This is not, in itself, particularly unusual—rarely does a week go past without some player or another objecting a bit too loudly or too creatively about a third-strike call, and ending up getting tossed out of the game. What makes Ramirez’s last at-bat in Dodger blue odd is that he was thrown out for arguing about the first pitch.

Ramirez—for several years rivaled only by Adam Sandler as the nation’s favorite man-child—entered the game as a pinch hitter in the sixth inning, with one out and the bases loaded, down 8 to 2 against the Colorado Rockies, with both teams desperate for a win to stay relevant in the National League wild-card chase. Bernard Malamud could hardly have written a more perfectly crafted clutch situation for a potential Hall of Fame hitter, and the partisan Coors Field crowd, despite booing enthusiastically, recognized the moment as one on which the game may well have turned inevitably to the Dodgers’ favor.

Instead, approximately thirteen nanoseconds later, Manny “ManRam” Ramirez—one of the most respected hitters of the past fifteen years—was out of the game and replaced by Reed “Who the Fuck?” Johnson, who grounded into an inning-ending double play.1
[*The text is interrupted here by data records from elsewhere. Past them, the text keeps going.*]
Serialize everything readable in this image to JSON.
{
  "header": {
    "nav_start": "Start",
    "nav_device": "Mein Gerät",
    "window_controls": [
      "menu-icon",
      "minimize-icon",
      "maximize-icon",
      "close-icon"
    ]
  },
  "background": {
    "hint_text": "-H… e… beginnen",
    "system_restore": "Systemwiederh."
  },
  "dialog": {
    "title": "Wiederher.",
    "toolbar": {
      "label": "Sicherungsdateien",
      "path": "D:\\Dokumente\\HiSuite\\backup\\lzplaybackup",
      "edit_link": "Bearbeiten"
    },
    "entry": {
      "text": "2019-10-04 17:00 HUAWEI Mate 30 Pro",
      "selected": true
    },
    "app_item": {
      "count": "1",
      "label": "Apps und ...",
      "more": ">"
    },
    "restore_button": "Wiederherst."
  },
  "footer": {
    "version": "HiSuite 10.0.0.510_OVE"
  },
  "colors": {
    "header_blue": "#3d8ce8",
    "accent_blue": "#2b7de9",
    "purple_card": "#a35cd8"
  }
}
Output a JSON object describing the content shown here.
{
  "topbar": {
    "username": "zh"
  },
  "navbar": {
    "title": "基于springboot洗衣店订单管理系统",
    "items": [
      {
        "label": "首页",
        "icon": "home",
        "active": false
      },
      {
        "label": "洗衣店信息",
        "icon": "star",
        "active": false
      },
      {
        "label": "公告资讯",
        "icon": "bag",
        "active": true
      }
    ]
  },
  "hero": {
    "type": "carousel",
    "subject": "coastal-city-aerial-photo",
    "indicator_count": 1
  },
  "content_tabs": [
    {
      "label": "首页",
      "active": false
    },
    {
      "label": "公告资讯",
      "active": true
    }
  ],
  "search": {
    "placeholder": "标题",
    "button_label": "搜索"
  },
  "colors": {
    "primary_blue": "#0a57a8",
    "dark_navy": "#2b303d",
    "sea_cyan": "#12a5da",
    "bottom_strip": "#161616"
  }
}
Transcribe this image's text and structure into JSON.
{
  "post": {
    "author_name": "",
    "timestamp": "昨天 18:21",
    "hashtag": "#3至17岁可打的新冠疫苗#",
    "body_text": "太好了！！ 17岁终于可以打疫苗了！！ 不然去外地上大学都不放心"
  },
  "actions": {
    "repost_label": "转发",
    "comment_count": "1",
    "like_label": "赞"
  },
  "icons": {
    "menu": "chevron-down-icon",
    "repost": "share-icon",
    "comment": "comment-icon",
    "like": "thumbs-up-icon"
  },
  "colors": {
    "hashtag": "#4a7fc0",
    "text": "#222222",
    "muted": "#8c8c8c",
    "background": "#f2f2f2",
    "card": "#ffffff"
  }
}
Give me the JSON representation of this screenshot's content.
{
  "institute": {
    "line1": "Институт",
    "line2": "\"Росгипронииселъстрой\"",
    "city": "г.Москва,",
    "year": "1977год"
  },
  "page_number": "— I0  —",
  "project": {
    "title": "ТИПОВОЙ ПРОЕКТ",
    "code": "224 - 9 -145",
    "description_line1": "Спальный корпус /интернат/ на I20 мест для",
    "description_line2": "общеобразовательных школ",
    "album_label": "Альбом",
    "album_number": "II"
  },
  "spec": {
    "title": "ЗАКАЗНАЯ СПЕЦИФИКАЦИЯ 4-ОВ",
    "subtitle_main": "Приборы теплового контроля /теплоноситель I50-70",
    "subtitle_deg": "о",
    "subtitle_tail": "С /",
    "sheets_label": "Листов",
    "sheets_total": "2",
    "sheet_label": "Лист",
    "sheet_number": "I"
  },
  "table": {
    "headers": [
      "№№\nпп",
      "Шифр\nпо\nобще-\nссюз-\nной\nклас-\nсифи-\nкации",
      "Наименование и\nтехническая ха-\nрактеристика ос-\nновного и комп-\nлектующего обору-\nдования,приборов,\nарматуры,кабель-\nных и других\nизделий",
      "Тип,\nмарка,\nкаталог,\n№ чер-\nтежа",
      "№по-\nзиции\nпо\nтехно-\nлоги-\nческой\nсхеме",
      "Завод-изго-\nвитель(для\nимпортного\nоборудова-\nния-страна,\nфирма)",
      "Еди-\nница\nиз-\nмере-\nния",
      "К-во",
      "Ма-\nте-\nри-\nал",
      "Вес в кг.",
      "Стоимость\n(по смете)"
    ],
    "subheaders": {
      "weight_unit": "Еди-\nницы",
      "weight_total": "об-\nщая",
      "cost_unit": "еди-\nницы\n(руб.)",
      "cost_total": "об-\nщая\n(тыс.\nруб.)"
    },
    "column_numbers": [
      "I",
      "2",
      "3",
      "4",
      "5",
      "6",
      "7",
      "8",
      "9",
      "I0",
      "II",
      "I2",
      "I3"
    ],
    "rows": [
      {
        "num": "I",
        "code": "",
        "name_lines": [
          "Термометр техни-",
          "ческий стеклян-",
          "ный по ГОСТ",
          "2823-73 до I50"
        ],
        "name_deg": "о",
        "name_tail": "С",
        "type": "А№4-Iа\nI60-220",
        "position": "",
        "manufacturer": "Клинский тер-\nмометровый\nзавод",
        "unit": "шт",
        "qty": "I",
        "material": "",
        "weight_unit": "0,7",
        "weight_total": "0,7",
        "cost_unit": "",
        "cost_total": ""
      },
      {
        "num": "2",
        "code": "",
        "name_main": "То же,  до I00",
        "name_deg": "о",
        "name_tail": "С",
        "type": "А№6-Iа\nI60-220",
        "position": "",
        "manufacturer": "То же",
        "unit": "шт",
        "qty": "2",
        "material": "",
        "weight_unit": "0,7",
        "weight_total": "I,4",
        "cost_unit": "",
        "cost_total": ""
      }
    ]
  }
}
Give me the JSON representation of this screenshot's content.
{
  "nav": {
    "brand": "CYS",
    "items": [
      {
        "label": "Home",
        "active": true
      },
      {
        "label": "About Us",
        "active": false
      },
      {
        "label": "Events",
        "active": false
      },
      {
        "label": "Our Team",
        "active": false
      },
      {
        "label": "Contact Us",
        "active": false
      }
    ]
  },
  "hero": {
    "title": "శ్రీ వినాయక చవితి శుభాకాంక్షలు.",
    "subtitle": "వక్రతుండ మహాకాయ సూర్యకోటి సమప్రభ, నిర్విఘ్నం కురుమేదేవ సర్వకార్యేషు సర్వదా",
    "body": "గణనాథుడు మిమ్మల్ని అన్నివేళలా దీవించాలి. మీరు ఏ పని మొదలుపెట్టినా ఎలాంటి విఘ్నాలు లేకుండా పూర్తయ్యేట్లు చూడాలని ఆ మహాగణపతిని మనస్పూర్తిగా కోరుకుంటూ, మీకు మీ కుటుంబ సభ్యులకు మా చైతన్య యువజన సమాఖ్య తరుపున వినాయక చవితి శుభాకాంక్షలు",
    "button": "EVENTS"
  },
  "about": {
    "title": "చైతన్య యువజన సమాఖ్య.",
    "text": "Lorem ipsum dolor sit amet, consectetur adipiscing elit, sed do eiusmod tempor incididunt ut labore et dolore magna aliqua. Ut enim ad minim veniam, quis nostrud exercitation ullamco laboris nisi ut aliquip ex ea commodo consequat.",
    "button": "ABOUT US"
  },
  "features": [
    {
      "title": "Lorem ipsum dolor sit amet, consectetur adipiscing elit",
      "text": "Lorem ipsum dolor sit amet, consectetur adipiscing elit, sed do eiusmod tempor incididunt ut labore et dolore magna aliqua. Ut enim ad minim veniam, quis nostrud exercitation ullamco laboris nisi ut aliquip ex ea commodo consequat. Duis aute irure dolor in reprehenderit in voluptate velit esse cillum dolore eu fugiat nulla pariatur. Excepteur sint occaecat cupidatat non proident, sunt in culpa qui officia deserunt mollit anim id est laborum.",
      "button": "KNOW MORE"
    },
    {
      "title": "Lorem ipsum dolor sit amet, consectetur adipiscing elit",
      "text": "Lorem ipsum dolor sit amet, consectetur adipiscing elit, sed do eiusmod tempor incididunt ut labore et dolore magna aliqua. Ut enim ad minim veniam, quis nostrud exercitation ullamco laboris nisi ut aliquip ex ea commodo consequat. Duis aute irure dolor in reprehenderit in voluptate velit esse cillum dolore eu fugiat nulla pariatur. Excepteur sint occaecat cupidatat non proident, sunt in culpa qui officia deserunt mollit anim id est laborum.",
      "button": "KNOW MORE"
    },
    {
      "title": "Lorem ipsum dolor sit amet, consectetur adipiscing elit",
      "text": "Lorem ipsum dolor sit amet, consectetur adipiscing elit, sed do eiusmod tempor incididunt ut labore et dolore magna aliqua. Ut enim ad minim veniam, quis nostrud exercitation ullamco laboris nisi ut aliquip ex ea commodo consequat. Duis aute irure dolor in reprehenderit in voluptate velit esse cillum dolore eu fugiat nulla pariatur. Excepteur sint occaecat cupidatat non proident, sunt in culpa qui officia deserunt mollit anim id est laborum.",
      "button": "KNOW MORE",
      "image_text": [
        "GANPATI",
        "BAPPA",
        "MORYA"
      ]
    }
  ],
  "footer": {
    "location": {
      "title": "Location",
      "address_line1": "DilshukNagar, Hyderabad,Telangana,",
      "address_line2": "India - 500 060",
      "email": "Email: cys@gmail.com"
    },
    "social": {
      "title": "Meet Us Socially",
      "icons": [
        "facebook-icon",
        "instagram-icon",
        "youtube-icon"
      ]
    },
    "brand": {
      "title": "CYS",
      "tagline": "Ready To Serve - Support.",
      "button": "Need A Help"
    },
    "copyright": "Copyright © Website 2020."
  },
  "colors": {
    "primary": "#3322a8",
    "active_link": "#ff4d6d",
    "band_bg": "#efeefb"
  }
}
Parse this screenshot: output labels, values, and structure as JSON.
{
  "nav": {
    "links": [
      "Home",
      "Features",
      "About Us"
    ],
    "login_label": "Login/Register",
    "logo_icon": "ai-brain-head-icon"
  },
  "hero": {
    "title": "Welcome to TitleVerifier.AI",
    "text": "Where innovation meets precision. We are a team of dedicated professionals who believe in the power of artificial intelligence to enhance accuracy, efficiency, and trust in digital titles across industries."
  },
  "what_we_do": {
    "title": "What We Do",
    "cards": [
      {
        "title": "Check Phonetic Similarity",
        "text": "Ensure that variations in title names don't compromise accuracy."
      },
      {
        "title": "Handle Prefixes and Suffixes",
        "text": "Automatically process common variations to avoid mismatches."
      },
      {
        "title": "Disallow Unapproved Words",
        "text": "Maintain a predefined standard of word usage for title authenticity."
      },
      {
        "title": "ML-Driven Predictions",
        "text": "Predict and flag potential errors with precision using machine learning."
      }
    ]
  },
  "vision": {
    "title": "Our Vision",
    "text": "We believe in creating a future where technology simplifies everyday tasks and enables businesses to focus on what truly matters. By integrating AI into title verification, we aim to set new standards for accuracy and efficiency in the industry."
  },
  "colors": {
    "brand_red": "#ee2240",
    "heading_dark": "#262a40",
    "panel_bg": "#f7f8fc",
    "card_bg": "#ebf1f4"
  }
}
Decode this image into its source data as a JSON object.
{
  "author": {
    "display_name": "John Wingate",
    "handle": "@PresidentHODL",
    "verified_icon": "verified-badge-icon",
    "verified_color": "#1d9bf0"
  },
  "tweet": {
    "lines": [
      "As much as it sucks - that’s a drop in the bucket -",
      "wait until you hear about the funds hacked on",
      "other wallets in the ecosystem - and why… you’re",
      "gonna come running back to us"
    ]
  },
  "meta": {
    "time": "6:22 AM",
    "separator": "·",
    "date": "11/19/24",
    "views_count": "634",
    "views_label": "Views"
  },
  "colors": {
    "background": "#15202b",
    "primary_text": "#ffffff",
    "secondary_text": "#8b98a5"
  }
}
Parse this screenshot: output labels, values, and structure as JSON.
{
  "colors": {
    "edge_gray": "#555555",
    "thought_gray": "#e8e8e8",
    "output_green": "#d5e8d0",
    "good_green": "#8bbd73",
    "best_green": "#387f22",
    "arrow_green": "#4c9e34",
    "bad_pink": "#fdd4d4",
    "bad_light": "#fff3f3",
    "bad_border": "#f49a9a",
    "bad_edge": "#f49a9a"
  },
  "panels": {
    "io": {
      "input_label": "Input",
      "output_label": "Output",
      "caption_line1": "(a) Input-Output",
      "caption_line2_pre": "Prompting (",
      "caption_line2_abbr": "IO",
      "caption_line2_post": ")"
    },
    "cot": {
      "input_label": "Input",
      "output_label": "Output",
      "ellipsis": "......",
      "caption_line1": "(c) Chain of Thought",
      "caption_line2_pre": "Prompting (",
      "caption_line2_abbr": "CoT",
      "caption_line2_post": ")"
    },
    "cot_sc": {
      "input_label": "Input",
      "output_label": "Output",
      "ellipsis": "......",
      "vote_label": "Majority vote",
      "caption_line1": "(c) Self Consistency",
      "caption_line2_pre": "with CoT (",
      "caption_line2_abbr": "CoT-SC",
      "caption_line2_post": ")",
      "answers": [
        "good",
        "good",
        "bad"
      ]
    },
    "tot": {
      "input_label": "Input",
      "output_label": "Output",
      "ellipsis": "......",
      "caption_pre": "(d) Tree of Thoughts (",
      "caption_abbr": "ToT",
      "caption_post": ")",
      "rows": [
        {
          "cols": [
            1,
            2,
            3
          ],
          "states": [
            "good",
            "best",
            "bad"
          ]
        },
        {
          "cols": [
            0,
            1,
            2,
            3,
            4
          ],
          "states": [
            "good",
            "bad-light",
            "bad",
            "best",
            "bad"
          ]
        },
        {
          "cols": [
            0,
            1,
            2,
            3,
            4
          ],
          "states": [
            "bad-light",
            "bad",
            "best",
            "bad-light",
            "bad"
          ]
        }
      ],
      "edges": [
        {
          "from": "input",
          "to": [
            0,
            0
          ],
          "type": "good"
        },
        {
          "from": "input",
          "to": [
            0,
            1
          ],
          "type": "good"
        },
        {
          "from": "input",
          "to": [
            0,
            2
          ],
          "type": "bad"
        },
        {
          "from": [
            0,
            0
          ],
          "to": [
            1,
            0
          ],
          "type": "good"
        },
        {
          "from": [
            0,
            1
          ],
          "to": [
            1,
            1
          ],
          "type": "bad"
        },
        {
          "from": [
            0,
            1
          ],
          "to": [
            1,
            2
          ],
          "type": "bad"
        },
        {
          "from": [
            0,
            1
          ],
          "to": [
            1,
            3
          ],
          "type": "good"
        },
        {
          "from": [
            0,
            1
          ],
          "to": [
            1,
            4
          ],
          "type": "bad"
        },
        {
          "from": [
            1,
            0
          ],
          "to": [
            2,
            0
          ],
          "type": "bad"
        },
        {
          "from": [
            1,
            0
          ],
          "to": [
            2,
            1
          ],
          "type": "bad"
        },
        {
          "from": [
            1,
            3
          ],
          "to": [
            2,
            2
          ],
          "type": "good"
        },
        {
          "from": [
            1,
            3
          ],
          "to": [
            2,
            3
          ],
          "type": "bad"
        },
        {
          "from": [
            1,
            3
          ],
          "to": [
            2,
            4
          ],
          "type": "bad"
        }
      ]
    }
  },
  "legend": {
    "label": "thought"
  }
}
Ramirez has earned a reputation both for being a prima donna and for lacking mental focus on anything but baseball (or, perhaps more accurately, anything but hitting). Some of his career highlights:
  • Remarked, upon learning that he had been claimed off of waivers by the White Sox, that he looked forward to playing with Big Papi again.
  • In 2009, was suspended for 50 games for violation of major league baseball’s drug policy, reportedly for taking human chorionic gonadotropin, a women’s fertility drug. He has consistently refused to disclose to the media the name of the father.
  • Considers peanut butter to be a mortal enemy.
  • On his first day with the Boston Red Sox, decided to walk to the ballpark to familiarize himself with the city; made it nearly three quarters of a mile out to sea before being informed by the Coast Guard that his map was upside-down.
  • Doesn’t finish his vegetables.
  • In 1999, after seven seasons and more than 800 games with Cleveland, announces to the press that he wished he’d played for the Indians. 
  • Once played an entire thirteen-game homestand with his head stuck in a plastic jar.2
    Ramirez’s ejection from a single regular-season game is far from a career-defining moment, especially for a hitter as accomplished, mercurial, and downright odd as Manny Ramirez. However, coming as it does at the very end of his Dodger days, it does provide a nifty summary of the end of his time there (and perhaps the end of his time in Boston as well)—as a tremendously gifted hitter who’s worn out his welcome; a guy selfish, spaced out, or indifferent enough to shoot his team in the foot on his way out of town.

    1. By my calculations, Ramirez made $111,111 for roughly five minutes’ worth of standing around. Good work if you can get it.
    2. In his defense, on that homestand Ramirez batted .363 with 6 home runs, 8 doubles, and 22 runs batted in.


    1. Dodger fans were reportedly disappointed to find out that this wasn't a swap for Juan Pierre.

    2. Juan who? Oh, wait, you must mean "Webster." I read that there was plenty of teams interested, but none of them could find a batting helmet small enough to fit him.

    3. I don't think it's accurate to say that Manny was thrown out for arguing balls and strikes (plural); he was thrown out for arguing strike. I've seen many ballplayers get thrown out for arguing a third called strike, but I don't recall ever seeing somebody run for arguing the very first pitch he faced. Good luck with Ozzie Guillen, Manny!